City Council gave the go-ahead for more multi-family housing on Tuesday, as it unanimously approved three measures that will move forward a townhouse project adjacent to Estrella Gin Business Park.
The approved measures include a minor General Plan land-use amendment to high-density residential from employment use; a zone map amendment changing the zoning to high-density residential from light industrial; and finally rezoning 10.2 acres on the southeastern corner of West Edison Road and North Estrella Parkway for high-density residential.
Developer Construction Solutions Company will build the 162-unit, multi-family project adjacent to the Estrella Gin commercial development at Edison and Loma roads.
Elevations submitted by the developer call for five three-story buildings of about 40 feet in height with a mix of one-, two- and three-bedroom units.
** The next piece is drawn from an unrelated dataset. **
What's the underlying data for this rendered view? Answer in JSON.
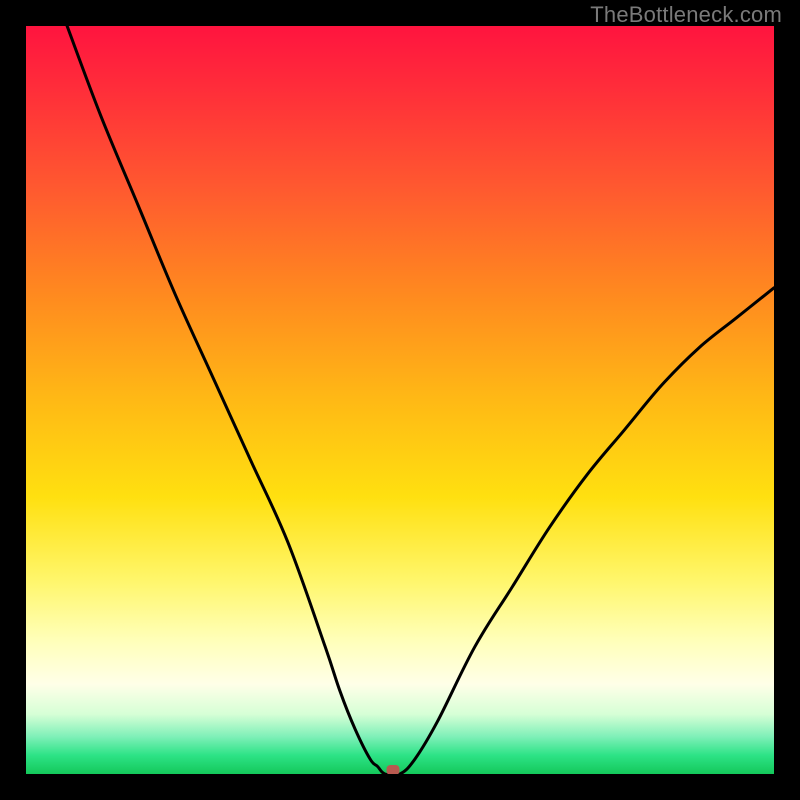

Two acres of the site will be carved out as one-acre parcels to be rezoned as neighborhood commercial to allow development of commercial pads, which are planned to house at least one business with a drive-through window.
Community amenities will include a clubhouse, pool area, greenbelt, walking paths throughout the site and enclosed parking garages. There will be 399 onsite parking spaces.
The city has long touted the need for multi-family housing and commissioned a study, which shows it needs 25% of its housing to be multi-family. Currently, there are more than 22,000 single-family homes in Maricopa, meaning the city needs 6,253 multi-family units to reach that benchmark.
There are 2,133 multi-family units entitled in the city – those either built or approved –leaving a shortfall of more than 4,100 multi-family units to reach 25%.
There are more than 70,000 single-family homes entitled in Maricopa’s planning area, which would call for about 18,000 multi-family units to satisfy that 25% the study recommends.
Mayor Nancy Smith and Vice Mayor Vincent Manfredi both spoke strongly in favor of the townhouse project, citing the need to provide more housing diversity.
“As more and more people are living in the city of Maricopa, more and more commercial will be coming,” Manfredi said. “We’ll see big-box stores coming, the Lowe’s and places like that in the near future. We’ll see the places like the stores you see in Tempe Marketplace. You’ll see more and more of that in the city as more people move to Maricopa.
“But to think that all that is going to happen before the people get here, it’s not happening,” Manfredi continued. “You’re not going to open up a store and hope people move to an area.”
He cited what happened to several major retailers who bet on growth in Casa Grande and lost in the Promenade project.
“The Promenade is basically empty,” Manfredi said. “That’s why Target is no longer there, Sam’s Club is no longer there, Best Buy is no longer there as well Foot Locker and so many other stores that opened there in anticipation of the growth, and it didn’t happen. Commercial development follows rooftops, not the other way around. We need multi-family housing for the growth we want as a city.”
Smith cited the danger of a bill passing similar to one introduced in the Arizona Legislature last year, in which the state would assume zoning control from cities. See: State house bill would strip local zoning authority – InMaricopa
“Every community in the metro area, probably every community in the state of Arizona, is behind on multi-family development. They’re behind,” Smith said. “And that is why the state Legislature is looking to take control of zoning. And then, if they do take control, they get to pick what goes where, how much housing you put in, what it looks like – and we do not want that to happen. No community within the metro area…wants that to happen.
“So, the challenge is to stay on top of it, so we continue to win the argument that local control is the way this needs to go so we determine what goes where, what it looks like, and we have control of our destiny. In order to have economic development you have to have people who can work there, and you have to have housing they can afford.”
In other business, Council approved an Interim Presiding Judge Agreement with Stephen McCarville for the remainder of this calendar year, largely to oversee the city’s transition to a stand-alone municipal court and agreed that McCarville will be interim Presiding judge for the entire 2023 calendar year.
Editor’s note: Vincent Manfredi is co-owner of InMaricopa.